START Dataset records

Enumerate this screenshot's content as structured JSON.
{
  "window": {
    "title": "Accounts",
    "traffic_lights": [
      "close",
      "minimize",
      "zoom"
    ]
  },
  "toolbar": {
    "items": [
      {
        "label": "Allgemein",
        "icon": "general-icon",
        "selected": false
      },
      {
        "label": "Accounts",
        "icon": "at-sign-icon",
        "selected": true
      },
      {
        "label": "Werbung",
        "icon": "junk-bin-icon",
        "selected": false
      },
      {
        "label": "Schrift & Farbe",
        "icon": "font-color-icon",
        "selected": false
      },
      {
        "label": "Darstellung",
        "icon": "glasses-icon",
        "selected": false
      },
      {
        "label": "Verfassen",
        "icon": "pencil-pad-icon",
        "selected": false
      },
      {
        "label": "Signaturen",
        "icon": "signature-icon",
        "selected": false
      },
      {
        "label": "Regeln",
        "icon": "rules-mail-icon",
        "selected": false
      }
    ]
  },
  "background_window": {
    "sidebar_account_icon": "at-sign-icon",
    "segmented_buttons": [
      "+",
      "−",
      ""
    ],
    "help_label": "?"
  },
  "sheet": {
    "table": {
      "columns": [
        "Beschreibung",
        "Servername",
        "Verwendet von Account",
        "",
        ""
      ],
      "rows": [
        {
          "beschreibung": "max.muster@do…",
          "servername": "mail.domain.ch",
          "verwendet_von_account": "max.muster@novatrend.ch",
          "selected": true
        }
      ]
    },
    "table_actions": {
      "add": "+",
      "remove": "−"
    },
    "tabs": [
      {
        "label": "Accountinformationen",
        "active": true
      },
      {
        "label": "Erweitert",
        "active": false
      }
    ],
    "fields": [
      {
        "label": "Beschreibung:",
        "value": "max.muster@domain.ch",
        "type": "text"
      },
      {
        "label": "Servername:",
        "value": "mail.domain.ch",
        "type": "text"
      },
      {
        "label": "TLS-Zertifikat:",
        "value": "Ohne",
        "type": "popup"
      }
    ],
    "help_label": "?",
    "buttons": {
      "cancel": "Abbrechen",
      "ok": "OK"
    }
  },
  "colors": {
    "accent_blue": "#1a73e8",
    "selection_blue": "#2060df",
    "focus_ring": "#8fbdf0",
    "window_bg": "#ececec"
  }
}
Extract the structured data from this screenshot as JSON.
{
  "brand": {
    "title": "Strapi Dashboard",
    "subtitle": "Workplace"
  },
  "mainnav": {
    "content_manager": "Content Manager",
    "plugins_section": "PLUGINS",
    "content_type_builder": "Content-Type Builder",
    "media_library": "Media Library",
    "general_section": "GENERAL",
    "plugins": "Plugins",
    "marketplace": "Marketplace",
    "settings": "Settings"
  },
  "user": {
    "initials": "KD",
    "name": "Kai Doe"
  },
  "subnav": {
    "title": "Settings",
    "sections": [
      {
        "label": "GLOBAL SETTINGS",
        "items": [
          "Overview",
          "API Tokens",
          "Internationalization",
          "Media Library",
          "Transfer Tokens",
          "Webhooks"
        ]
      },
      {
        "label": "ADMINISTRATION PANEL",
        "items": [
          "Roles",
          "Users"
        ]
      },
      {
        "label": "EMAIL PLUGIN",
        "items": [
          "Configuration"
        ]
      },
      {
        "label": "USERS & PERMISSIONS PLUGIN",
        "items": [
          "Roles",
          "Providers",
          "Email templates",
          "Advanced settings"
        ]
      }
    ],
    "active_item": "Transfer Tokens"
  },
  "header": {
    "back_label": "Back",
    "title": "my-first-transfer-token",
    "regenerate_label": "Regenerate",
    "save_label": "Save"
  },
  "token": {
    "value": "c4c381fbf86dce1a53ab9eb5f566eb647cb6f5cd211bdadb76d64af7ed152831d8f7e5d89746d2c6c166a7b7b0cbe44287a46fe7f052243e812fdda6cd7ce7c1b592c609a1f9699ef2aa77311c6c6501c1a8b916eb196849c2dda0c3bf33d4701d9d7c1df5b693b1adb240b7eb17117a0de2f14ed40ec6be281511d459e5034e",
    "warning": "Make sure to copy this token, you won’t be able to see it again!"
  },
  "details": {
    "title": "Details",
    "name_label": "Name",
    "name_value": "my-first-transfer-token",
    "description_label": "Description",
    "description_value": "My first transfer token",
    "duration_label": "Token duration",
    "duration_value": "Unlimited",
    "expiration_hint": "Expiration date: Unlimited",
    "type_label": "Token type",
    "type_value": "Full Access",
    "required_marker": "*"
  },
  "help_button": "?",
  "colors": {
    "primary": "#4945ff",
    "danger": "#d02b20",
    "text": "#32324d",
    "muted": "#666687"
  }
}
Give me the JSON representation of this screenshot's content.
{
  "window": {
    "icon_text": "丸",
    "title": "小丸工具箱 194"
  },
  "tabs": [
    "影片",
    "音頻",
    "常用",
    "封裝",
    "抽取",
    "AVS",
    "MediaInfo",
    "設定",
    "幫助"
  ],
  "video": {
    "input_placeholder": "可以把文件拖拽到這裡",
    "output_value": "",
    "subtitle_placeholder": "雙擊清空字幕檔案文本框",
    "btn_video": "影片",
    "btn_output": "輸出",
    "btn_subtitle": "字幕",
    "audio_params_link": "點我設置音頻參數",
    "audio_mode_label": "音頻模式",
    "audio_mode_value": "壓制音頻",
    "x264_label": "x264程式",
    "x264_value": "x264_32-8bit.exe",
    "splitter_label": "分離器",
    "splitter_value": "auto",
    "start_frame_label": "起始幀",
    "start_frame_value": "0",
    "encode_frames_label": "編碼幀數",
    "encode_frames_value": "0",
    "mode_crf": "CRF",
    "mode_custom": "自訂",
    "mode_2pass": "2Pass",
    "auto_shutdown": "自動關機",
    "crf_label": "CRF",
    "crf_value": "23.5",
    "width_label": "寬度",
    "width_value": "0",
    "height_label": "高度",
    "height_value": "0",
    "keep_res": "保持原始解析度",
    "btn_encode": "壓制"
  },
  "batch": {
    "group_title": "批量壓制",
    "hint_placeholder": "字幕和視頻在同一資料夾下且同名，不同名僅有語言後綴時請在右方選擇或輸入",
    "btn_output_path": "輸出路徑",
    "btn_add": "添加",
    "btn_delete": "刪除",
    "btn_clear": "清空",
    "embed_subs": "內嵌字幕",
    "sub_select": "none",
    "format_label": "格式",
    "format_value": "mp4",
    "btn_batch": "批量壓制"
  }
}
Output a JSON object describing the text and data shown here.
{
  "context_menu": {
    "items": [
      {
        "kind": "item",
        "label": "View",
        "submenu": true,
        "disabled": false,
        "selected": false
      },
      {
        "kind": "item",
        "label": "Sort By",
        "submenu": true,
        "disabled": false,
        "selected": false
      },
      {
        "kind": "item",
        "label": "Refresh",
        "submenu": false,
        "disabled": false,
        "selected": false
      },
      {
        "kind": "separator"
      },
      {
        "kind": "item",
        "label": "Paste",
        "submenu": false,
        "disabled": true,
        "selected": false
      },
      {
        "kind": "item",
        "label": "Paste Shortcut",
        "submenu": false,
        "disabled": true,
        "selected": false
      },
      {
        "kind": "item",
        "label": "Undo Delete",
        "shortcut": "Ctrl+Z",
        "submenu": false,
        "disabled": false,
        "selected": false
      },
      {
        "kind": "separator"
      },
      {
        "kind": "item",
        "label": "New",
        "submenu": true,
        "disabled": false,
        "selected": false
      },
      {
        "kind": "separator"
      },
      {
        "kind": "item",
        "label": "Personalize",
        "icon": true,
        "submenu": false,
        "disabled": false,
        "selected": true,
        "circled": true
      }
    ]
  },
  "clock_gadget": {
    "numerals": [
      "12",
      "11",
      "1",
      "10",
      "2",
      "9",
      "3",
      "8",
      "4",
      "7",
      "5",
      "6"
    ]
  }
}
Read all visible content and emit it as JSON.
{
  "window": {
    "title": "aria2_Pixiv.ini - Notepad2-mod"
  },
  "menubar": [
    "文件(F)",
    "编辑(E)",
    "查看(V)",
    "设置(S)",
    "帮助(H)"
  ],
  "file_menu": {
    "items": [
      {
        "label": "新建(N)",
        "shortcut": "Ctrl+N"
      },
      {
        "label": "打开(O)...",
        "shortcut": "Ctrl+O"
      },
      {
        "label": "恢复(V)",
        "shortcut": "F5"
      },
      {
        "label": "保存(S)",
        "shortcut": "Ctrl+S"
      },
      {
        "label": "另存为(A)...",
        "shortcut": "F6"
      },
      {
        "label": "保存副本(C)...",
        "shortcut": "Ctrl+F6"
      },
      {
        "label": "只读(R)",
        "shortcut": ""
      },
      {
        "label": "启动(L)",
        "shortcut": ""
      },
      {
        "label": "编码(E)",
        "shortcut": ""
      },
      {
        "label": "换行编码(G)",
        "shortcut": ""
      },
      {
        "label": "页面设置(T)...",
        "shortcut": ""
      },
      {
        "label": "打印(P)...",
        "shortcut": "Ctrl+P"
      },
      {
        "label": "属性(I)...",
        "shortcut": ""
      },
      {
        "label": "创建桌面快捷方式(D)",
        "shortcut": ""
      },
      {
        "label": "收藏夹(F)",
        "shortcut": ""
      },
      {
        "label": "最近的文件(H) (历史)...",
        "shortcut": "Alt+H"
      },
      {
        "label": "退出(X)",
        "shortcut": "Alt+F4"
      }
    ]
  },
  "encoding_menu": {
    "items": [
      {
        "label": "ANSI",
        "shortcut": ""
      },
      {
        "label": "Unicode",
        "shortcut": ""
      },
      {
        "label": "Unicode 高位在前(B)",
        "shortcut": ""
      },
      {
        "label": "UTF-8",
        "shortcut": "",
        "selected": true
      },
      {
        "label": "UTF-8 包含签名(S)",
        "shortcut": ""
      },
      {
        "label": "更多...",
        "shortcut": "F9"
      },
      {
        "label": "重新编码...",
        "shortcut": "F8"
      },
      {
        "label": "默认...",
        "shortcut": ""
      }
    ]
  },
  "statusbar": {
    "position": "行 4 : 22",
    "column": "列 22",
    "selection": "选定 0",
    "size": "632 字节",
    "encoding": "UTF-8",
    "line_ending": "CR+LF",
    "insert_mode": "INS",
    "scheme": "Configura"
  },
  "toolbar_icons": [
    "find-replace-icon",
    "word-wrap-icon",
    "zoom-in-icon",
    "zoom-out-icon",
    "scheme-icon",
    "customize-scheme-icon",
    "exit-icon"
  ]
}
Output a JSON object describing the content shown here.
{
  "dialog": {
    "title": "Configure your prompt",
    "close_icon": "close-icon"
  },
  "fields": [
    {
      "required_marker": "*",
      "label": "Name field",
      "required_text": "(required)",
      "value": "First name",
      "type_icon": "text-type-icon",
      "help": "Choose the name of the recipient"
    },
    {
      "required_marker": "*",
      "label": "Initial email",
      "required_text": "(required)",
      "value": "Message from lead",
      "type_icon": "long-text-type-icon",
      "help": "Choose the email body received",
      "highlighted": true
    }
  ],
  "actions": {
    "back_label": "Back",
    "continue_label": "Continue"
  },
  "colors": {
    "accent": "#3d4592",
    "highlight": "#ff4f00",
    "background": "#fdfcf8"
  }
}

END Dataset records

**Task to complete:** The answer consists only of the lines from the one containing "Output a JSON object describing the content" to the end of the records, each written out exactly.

**Written answer:**
Output a JSON object describing the content shown here.
{
  "dialog": {
    "title": "Configure your prompt",
    "close_icon": "close-icon"
  },
  "fields": [
    {
      "required_marker": "*",
      "label": "Name field",
      "required_text": "(required)",
      "value": "First name",
      "type_icon": "text-type-icon",
      "help": "Choose the name of the recipient"
    },
    {
      "required_marker": "*",
      "label": "Initial email",
      "required_text": "(required)",
      "value": "Message from lead",
      "type_icon": "long-text-type-icon",
      "help": "Choose the email body received",
      "highlighted": true
    }
  ],
  "actions": {
    "back_label": "Back",
    "continue_label": "Continue"
  },
  "colors": {
    "accent": "#3d4592",
    "highlight": "#ff4f00",
    "background": "#fdfcf8"
  }
}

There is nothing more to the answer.